Disability History and Awareness Month | October 2022

Disability History and Awareness Month (RCW 28A.230.158) takes place during October to increase awareness, respect, and acceptance for people with disabilities, and to bring a greater sense of pride to people with disabilities.

Growth Mindset - Pride: Pride is described in the dictionary as “pleasure or satisfaction taken in something done by or belonging to oneself or believed to reflect credit upon oneself.” Pride can be found in many places, including in movements such as the Disability Rights Movement, and in self-advocacy.

  • NCIL Disability Pride Toolkit – The Independent Living Paradigm shows the difference between the Medical Model and the Independent Living Model, as well as testimonials from youth with Disability Pride, and other helpful resources on Pride.

Leadership - Self-Advocacy: Self-Advocacy is a right that people possess so they can speak for their own rights and make decisions impacting their own life - that the person affected should be the essential contributor. “Nothing About Us Without Us” became the slogan for the Disability Rights Movement, which embodies the idea of self-advocacy.

  • PAVE Youth - Partnerships for Action, Voices for Empowerment has a specific section for youth, offering videos and articles on disability pride, leadership, and other useful resources and links.
  • NAMI - National Alliance on Mental Illness offers resources on mental health, with an emphasis on education and advocacy. There are tabs with overviews, treatment methods, support, and threads to share and communicate on.

Evidence-Based Practices, Professional Development: The following resources include experiences presented by people with disabilities, both by professionals talking about their disabilities, or on personal blogs. Many talk about how their disability has impacted their professional lives, and some speak to how they advocated for change to better integrate people with disabilities into their fields.

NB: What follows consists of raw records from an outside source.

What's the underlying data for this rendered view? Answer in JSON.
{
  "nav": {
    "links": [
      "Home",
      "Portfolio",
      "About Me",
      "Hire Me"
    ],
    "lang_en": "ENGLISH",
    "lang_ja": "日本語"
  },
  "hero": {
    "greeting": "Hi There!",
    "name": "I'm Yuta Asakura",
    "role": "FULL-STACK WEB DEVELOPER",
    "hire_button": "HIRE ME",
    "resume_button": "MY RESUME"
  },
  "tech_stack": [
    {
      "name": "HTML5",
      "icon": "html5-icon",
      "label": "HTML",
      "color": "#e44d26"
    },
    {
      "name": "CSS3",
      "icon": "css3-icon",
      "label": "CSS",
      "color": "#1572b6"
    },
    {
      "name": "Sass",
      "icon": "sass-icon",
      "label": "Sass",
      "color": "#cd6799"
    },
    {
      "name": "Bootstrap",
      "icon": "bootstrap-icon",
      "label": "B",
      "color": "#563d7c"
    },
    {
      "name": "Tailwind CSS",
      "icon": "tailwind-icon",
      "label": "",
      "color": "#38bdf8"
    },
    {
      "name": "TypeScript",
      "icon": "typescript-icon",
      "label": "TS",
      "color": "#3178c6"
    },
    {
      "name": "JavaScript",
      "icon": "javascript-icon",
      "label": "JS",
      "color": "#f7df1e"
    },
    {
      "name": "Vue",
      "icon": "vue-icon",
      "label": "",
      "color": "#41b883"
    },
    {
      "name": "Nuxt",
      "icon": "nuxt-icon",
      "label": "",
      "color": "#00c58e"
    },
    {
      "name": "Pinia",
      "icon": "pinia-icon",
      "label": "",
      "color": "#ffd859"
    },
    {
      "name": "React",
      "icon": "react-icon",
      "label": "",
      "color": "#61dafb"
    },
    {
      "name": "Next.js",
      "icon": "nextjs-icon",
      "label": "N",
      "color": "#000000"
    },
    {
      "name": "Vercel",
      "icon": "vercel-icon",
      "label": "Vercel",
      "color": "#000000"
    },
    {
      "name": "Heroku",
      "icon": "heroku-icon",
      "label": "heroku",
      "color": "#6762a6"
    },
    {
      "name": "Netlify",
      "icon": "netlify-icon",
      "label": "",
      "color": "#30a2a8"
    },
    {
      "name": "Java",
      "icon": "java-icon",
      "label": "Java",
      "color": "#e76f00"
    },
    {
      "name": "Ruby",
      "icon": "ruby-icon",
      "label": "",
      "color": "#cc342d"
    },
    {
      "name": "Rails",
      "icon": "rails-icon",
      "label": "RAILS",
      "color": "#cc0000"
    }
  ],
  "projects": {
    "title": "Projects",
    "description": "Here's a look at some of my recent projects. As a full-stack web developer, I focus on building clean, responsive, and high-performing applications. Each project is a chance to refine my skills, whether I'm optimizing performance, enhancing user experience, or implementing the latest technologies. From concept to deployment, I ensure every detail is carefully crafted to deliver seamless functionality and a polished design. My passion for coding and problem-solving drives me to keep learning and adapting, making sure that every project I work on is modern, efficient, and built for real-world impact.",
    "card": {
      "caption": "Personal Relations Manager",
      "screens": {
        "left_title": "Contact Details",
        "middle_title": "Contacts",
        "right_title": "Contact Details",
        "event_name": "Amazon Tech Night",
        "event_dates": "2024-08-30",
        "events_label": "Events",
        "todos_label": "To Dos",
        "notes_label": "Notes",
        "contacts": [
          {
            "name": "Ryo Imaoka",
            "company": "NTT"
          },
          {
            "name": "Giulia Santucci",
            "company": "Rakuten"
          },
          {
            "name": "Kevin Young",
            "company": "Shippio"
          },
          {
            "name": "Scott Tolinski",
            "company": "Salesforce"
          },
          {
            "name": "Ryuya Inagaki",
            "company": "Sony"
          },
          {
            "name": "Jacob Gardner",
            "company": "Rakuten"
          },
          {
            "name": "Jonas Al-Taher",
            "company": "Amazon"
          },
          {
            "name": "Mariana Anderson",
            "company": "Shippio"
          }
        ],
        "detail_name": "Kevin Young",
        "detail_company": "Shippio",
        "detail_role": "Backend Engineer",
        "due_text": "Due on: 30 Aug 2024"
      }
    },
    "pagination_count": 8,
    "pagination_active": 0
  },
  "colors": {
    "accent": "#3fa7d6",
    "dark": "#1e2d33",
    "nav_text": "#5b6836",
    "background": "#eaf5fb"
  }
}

  • Disability Visibility Project - In addition to blog posts written by Alice Wong and guest blog writers, the podcast has short interviews with people with disabilities in several different professions, as well as experiences in other walks of life, such as parents with disabilities. Some may bring up sensitive topics, content, or language.
  • Rooted in Rights - Rooted in Rights has several videos on their Storytellers Series which “aims to increase authentic representation of people with disabilities, cultivate emerging creators and activists, and promote accessible social video as a form of activism.” Rooted in Rights also has a blog with several different authors and topics, as well as a podcast about parents with disabilities talking about their lives, both as a parent and their childhoods.

Resource Allocation - History: History helps with an understanding of where a community has been and major events that have happened. Disability history covers the largest minority in America and the struggle that brought about the Disability Rights Movement. 

  • Disability Rights History Timeline - A timeline that is structured by year on major events that happened in Disability Rights and what led to that point. From 1817 to 2005.
  • NCLD Youth Timeline - Offers a look at the history of people with disabilities. The timeline starts in 1770 and continues through 2006.
  • National Park Services: Disability History - A series of seven articles about Disability History in America. The articles include Early and Shifting Attitudes of Treatment, Educational Reform, Military and Disability, Presidents and Disability, the Disability Rights Movement, and the National Park Service and Accessibility.

Allyship and Intersectionality: Intersectionality is the acknowledgment that diverse identities overlap within communities. A person could face oppressions such as having a disability, being from the LGBTQ+ community, being a person of color, or others. Allyship is those without disabilities assisting those with disabilities. Allies offer support and can help amplify the voices of people with disabilities. They can also help others without disabilities understand why equity is important.

  • Be An Ally - A list of how to be a good ally such as actively listening, practicing accountability, supporting identities and communities, taking actions, and more.

Media: Media often lacks representation for people with disabilities. Below is a list of books with characters with disabilities.

Adapted from: Disability History and Awareness Month. Office of Superintendent of Public Instruction, https://www.k12.wa.us/sites/default/files/public/specialed/pubdocs/Disability_Awarness_History.pdf. Accessed 19 September 2022.